(WORK TO COMPLETE):
Would you reproduce each line below exactly, leaving every picture out?

*** DATA FOR THE TASK Section Begins ***

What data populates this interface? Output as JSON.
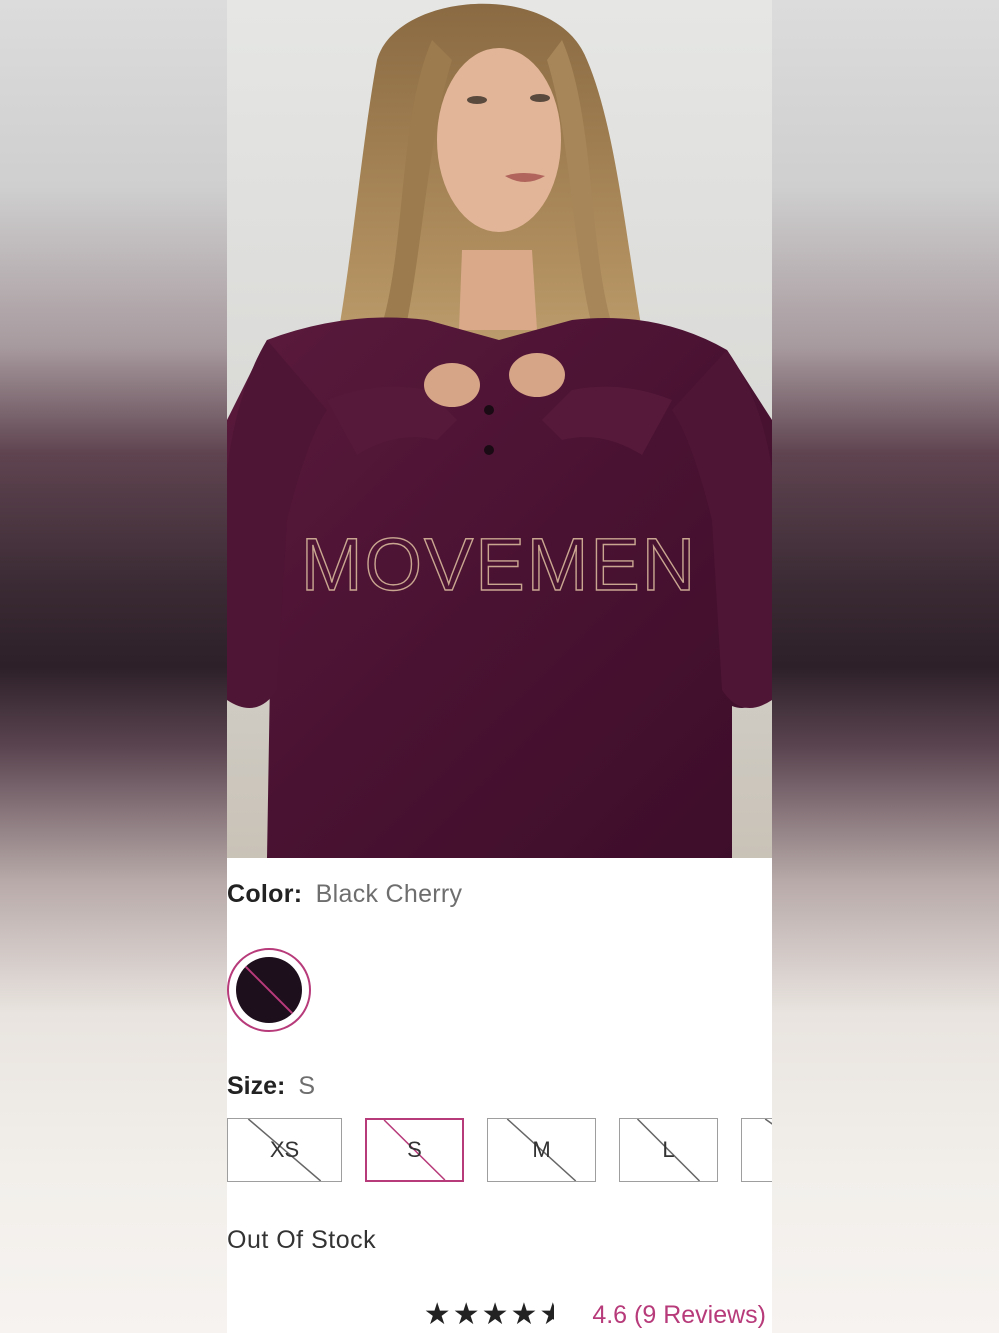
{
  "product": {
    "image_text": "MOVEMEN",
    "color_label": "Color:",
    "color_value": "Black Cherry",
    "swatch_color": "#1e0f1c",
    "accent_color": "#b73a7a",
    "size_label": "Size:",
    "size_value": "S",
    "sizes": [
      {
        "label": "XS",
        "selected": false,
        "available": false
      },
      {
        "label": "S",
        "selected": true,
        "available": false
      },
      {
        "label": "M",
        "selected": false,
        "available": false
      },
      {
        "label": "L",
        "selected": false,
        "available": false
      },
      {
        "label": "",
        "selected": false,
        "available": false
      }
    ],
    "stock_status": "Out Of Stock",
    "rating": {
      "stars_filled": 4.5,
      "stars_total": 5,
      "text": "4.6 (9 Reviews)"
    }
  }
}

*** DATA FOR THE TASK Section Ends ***

(TASK ANSWER):
What data populates this interface? Output as JSON.
{
  "product": {
    "image_text": "MOVEMEN",
    "color_label": "Color:",
    "color_value": "Black Cherry",
    "swatch_color": "#1e0f1c",
    "accent_color": "#b73a7a",
    "size_label": "Size:",
    "size_value": "S",
    "sizes": [
      {
        "label": "XS",
        "selected": false,
        "available": false
      },
      {
        "label": "S",
        "selected": true,
        "available": false
      },
      {
        "label": "M",
        "selected": false,
        "available": false
      },
      {
        "label": "L",
        "selected": false,
        "available": false
      },
      {
        "label": "",
        "selected": false,
        "available": false
      }
    ],
    "stock_status": "Out Of Stock",
    "rating": {
      "stars_filled": 4.5,
      "stars_total": 5,
      "text": "4.6 (9 Reviews)"
    }
  }
}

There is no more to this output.